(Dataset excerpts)
________________________

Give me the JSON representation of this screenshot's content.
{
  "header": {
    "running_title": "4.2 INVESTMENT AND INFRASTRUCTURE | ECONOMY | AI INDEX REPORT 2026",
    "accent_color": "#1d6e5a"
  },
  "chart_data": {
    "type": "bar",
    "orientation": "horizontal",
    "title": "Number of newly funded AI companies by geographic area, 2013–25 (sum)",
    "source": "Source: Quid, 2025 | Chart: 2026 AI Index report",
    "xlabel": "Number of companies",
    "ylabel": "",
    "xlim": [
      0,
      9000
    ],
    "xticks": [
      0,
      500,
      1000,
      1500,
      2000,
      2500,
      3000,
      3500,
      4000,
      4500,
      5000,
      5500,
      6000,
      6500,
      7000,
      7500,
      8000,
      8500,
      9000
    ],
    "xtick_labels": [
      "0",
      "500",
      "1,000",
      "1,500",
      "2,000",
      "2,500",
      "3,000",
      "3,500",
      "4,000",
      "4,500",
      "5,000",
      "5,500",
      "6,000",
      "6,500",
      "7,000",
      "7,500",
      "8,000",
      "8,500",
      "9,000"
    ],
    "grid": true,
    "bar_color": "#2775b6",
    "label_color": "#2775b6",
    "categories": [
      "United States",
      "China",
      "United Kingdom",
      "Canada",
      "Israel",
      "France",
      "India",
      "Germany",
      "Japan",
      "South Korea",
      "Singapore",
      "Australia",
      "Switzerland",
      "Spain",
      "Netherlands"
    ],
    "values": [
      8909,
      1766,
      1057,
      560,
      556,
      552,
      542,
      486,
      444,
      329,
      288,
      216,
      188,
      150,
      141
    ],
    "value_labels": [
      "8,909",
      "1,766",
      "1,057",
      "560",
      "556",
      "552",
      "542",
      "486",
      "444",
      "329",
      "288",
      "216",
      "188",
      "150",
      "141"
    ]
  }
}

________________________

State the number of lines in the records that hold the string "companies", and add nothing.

● **Output for this task**: 2